Replicating or being inspired by Bitcoin’s structure, alternative cryptocurrencies or altcoins emerged. One of the most successful cryptocurrencies that has maintained its market cap and client base over a relatively long period of time is Ripple. It consistently has ranked in the top three altcoin, falling behind Bitcoin and Ethereum. Ripple’s vision was to provide a more efficient infrastructure for the centralized institutions and the conventional finance industry.

Ripple is significantly different to Bitcoin philosophically and structurally. If bitcoin is described as a decentralized peer to peer network developed to operate as an alternative financial network to that of the existing global financial system, Ripple can be explained as a protocol structured to serve and enhance the existing global financial system. It has partnered with leading banks and major financial institutions to settle cross-border and cross-bank transactions transparently, with strong security measures in real time.
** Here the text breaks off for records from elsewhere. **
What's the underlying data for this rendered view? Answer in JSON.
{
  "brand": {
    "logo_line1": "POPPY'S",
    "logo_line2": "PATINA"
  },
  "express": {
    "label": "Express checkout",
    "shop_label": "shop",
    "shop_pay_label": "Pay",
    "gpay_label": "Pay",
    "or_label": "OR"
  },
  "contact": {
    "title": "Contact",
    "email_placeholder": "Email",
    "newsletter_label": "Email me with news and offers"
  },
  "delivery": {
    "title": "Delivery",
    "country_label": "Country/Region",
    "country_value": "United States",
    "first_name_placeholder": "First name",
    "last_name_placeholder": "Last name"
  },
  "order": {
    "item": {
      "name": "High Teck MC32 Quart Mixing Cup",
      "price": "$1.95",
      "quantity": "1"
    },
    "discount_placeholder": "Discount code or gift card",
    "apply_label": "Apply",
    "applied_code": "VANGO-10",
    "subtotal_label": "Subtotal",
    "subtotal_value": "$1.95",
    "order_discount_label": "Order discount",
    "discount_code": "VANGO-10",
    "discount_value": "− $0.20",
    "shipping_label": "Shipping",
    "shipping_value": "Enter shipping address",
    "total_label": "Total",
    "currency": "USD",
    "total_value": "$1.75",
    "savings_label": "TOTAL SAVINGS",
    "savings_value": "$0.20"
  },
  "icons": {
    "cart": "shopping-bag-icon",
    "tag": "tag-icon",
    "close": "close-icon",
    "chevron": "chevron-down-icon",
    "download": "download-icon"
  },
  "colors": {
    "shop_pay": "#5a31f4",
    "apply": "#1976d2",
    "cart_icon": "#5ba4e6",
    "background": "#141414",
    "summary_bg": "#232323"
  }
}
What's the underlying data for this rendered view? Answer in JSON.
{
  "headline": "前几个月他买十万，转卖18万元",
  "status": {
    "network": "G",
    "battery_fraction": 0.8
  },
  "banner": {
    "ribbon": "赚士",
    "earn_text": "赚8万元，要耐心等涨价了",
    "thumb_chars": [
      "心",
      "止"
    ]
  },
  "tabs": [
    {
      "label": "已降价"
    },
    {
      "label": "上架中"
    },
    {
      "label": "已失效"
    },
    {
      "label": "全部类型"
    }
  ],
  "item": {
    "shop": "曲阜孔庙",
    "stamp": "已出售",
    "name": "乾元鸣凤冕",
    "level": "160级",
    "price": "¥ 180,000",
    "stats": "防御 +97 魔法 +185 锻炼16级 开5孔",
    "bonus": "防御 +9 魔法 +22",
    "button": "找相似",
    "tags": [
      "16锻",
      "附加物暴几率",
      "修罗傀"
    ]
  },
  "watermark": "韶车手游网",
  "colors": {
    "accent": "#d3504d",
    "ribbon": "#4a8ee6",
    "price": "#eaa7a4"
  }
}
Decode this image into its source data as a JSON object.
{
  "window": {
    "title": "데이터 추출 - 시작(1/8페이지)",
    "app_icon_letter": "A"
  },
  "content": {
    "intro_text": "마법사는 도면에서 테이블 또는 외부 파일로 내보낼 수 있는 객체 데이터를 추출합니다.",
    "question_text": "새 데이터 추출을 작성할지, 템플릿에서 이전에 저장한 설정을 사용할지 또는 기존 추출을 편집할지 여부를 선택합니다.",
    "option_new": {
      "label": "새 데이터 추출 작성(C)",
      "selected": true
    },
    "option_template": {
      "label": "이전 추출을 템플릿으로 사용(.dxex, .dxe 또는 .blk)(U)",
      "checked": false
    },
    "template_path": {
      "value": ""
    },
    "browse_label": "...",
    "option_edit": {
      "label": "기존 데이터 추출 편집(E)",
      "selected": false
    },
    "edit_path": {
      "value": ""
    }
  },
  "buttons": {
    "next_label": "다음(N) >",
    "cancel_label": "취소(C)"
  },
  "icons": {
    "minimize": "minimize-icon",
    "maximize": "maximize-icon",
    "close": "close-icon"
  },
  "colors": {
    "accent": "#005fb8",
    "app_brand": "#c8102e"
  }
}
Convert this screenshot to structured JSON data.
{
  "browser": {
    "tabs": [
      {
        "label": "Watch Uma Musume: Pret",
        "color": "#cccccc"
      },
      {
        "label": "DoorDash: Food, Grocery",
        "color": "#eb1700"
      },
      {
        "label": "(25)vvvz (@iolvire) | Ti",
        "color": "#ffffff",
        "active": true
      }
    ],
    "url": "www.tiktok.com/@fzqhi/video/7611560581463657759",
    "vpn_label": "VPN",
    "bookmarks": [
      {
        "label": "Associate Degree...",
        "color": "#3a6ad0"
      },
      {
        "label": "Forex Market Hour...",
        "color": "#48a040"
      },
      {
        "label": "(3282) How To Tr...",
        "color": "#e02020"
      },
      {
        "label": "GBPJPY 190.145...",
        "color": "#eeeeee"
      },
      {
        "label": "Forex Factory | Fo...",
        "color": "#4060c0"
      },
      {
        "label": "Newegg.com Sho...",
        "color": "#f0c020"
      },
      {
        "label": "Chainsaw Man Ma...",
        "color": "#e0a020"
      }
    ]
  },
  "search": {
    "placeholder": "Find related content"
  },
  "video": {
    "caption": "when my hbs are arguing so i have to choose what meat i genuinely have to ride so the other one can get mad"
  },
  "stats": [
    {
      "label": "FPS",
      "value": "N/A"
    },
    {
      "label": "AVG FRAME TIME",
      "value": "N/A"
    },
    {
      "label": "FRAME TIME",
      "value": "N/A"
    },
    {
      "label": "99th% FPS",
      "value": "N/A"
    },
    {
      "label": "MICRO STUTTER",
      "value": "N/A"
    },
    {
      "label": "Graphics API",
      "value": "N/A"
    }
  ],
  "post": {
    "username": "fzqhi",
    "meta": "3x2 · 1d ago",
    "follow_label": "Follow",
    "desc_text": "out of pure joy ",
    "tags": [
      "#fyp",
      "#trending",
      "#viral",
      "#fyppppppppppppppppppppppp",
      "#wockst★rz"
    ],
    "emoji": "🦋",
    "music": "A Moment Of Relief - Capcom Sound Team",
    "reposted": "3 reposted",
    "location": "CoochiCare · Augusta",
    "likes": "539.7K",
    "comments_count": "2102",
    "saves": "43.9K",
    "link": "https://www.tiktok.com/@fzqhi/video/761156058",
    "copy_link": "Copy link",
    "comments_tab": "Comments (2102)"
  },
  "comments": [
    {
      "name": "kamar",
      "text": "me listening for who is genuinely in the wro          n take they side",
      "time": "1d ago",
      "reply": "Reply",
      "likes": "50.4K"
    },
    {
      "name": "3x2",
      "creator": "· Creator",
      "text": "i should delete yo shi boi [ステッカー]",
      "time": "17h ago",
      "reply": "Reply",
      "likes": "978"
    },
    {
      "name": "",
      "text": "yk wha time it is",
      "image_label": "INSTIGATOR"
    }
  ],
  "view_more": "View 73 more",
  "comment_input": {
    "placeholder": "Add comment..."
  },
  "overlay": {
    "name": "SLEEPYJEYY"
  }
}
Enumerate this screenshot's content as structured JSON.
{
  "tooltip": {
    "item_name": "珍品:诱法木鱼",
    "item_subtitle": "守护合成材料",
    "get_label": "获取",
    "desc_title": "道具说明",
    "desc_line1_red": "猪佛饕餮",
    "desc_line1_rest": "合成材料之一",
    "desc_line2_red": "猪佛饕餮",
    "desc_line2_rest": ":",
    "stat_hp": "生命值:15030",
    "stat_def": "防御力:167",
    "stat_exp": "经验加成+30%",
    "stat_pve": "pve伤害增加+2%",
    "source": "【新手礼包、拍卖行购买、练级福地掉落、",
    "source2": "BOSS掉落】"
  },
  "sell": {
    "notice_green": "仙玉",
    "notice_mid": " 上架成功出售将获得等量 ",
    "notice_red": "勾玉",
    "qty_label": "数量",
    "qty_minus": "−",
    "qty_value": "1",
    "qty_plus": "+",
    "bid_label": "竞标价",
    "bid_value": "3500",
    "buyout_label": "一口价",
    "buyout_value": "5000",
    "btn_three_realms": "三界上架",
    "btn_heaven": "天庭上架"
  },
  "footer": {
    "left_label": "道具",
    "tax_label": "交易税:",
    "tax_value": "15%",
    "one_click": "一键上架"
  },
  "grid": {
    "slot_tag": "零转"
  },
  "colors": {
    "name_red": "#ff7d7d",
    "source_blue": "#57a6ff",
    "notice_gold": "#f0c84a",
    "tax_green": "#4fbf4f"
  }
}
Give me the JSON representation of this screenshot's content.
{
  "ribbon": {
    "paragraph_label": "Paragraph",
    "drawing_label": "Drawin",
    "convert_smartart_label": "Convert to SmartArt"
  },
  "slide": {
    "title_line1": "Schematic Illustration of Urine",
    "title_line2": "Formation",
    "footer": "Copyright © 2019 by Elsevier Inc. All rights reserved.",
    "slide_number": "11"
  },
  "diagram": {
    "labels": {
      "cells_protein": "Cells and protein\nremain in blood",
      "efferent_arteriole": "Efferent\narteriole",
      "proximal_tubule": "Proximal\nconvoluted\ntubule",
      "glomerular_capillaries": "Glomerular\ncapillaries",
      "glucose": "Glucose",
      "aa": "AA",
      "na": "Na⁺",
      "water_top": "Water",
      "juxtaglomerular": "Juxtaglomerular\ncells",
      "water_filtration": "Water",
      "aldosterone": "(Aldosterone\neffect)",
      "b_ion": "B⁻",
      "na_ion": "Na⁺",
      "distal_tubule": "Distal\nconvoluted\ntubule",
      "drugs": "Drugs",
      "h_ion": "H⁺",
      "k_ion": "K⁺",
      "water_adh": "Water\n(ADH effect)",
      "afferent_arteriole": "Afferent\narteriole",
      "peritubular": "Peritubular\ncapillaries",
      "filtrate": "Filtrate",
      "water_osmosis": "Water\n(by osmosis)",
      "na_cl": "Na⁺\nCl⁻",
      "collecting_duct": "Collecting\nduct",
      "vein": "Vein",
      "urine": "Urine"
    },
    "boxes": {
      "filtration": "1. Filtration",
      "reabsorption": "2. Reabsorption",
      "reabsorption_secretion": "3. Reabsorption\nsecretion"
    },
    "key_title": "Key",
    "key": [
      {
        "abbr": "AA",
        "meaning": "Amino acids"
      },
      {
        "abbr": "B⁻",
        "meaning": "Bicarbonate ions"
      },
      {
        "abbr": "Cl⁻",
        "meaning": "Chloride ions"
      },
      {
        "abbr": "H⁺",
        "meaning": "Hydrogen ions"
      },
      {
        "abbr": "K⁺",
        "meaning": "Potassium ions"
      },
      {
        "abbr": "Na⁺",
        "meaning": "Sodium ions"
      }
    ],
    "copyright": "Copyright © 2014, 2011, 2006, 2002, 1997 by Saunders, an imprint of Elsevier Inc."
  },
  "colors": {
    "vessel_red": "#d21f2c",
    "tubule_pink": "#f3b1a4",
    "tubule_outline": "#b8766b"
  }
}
The current global financial system operates on top of an outdated and inefficient IT infrastructure and system. For a transaction to become fully verified and settled, it could take days to weeks with a substantial fee, usually in the range of $30 to $50 per transaction. Often times, transactions initiated by banks through an international financial network such as SWIFT get lost within the system, requiring manual confirmation and a period of weeks for the transaction to be recovered and settled.

Essentially, Ripple utilizes blockchain technology and the concept of digital tokens to simplify global banking. Major banks and financial institutions are in agreement with Ripple’s vision and strategy and have adopted Ripple’s system. Most recently, CryptoCoinsNews reported that Spanish banking giant BBVA began to utilize Ripple blockchain for Spain-Mexico money transfers.

“This pioneer initiative is a clear demonstration of how payment processes can be vastly improved through the implementation of emerging technologies. These improvements will benefit our clients’ transnationality,” head of digital transformation in investment banking at BBVA stated.

However, an ambiguous component of Ripple’s services is the necessity of intermediaries. In an email, Ripple representative told CryptoCoinsNews that Ripple executives believe “bank’s aren’t going away” and that “bitcoin is getting it wrong.” Yet, by growth, bitcoin has evidently appealed to a wider range of users, businesses and investors as it is valued at $23.7 billion at the time of reporting. Ripple’s market cap is below 10 percent of bitcoin’s.

`An intermediary such as BBVA utilizing the Ripple network for a customer can be understood as an intermediary using another intermediary to process transactions. Thus, in the long run, one of the two intermediaries could be rendered ineffective. Either users will solely rely on the Ripple network and utilize XRP to make transactions with each other or banks will develop their own blockchain network similar to SWIFT and simply discard its partnership with Ripple.

The issue with banks developing their independent blockchain networks is the necessity of cooperation and collaboration. Hence, by relying on an existing blockchain network structured to serve financial institutions, banks can cut development costs.
 

Three advantages Ripple offers to its banks is speed, certainty and cost. By utilizing a decentralized blockchain in Ripple, banks can potentially see a reduction of billions of dollars in operating costs. Whether banks will remain with Ripple and work on the development of a cross-bank network or form their own blockchain network like JP Morgan is still difficult to speculate.

David Ogden
Entrepreneur

Source: CryptoCoinNews

Alan Zibluk Markethive Founding Member